“Back then you had to pay school fees,” she said. “I was the second eldest of five. My mother had five children to take care of and couldn’t afford school fees.”
A kindly aunt, Mary Johnston, and several other family members helped pay her way. She also worked two jobs when she wasn’t in school to help her mother.
When she came of age, she did her nursing training in the UK at West London Hospital and Queen’s Hospital.
She then spent a year working with people with physical disabilities in Reading.
After a brief return to Bermuda, she married a man she’d met in England.
He was an attorney, and they travelled extensively for his job. The marriage didn’t last, and after eight years they parted ways in New York City.
“We had no children,” she said. “That was a relief because it would have been a stretch to support a child on my own.”
She got a job as an administrator at Mount Sinai Hospital.
“I worked with the staff, mostly in the maternity units,” she said. “I was in charge of mothers and babies.”
She then met her second husband, Willie Boyd.
“People call Willie a genius,” she said. “He can repair any kind of machinery. I’ve never had to take my car to a mechanic since knowing him. He used to work in laundromats in New York maintaining the equipment. A few years ago he did some work at King Edward [VII Memorial Hospital] helping them repair machinery there. I didn’t know him then, but he met my brother.”
Her brother introduced the two of them.
“Then Willie came to my house to take some things back to Bermuda for my parents,” she said. “He was doing some work at the hospital.”
Suddenly, Mr Boyd was popping around more and more frequently to say hello.
They fell in love and married in 1986.
Shortly after marriage they retired from their respective jobs and moved to his home town of New Bern.
“I decided I wasn’t going back to Bermuda because I wasn’t able to acquire any land,” she said.
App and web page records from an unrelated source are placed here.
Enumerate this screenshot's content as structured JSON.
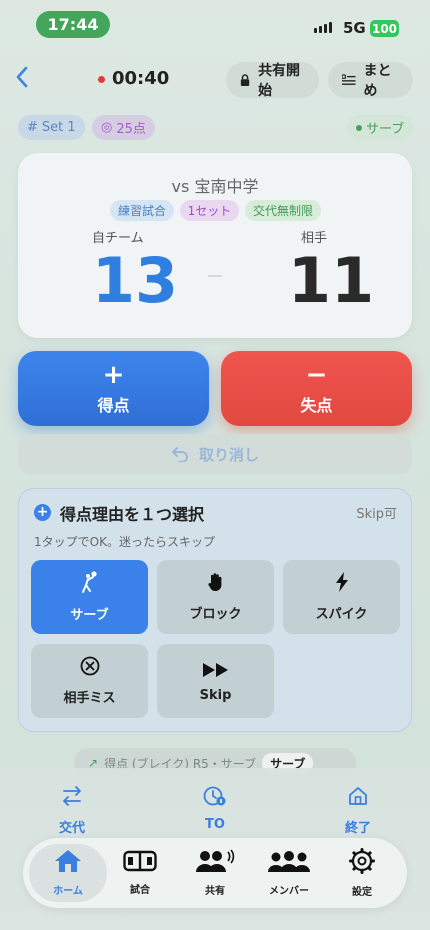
{
  "status": {
    "time": "17:44",
    "network": "5G",
    "battery": "100"
  },
  "header": {
    "timer": "00:40",
    "share_label": "共有開始",
    "summary_label": "まとめ"
  },
  "chips": {
    "set": "Set 1",
    "points": "25点",
    "serve": "サーブ"
  },
  "match": {
    "opponent": "vs 宝南中学",
    "tags": [
      "練習試合",
      "1セット",
      "交代無制限"
    ],
    "home_label": "自チーム",
    "opp_label": "相手",
    "home_score": "13",
    "opp_score": "11"
  },
  "actions_main": {
    "score_label": "得点",
    "loss_label": "失点",
    "undo_label": "取り消し"
  },
  "reason_panel": {
    "title": "得点理由を１つ選択",
    "skip_note": "Skip可",
    "subtitle": "1タップでOK。迷ったらスキップ",
    "buttons": [
      {
        "label": "サーブ",
        "icon": "serve-icon",
        "selected": true
      },
      {
        "label": "ブロック",
        "icon": "hand-icon",
        "selected": false
      },
      {
        "label": "スパイク",
        "icon": "bolt-icon",
        "selected": false
      },
      {
        "label": "相手ミス",
        "icon": "x-circle-icon",
        "selected": false
      },
      {
        "label": "Skip",
        "icon": "fast-forward-icon",
        "selected": false
      }
    ]
  },
  "toast": {
    "text": "得点 (ブレイク) R5・サーブ",
    "chip": "サーブ"
  },
  "bottom_actions": [
    {
      "label": "交代",
      "icon": "swap-icon"
    },
    {
      "label": "TO",
      "icon": "timeout-icon"
    },
    {
      "label": "終了",
      "icon": "home-end-icon"
    }
  ],
  "tabs": [
    {
      "label": "ホーム",
      "icon": "home-icon",
      "active": true
    },
    {
      "label": "試合",
      "icon": "court-icon",
      "active": false
    },
    {
      "label": "共有",
      "icon": "share-people-icon",
      "active": false
    },
    {
      "label": "メンバー",
      "icon": "members-icon",
      "active": false
    },
    {
      "label": "設定",
      "icon": "gear-icon",
      "active": false
    }
  ],
  "colors": {
    "accent": "#3a82ea",
    "danger": "#e04840",
    "success": "#43a65a"
  }
}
“I will continue as a caregiver for as long as I can go on. I am elderly but I am not aching. I am keeping healthy. I have my car and I drive myself and I take care of my husband.”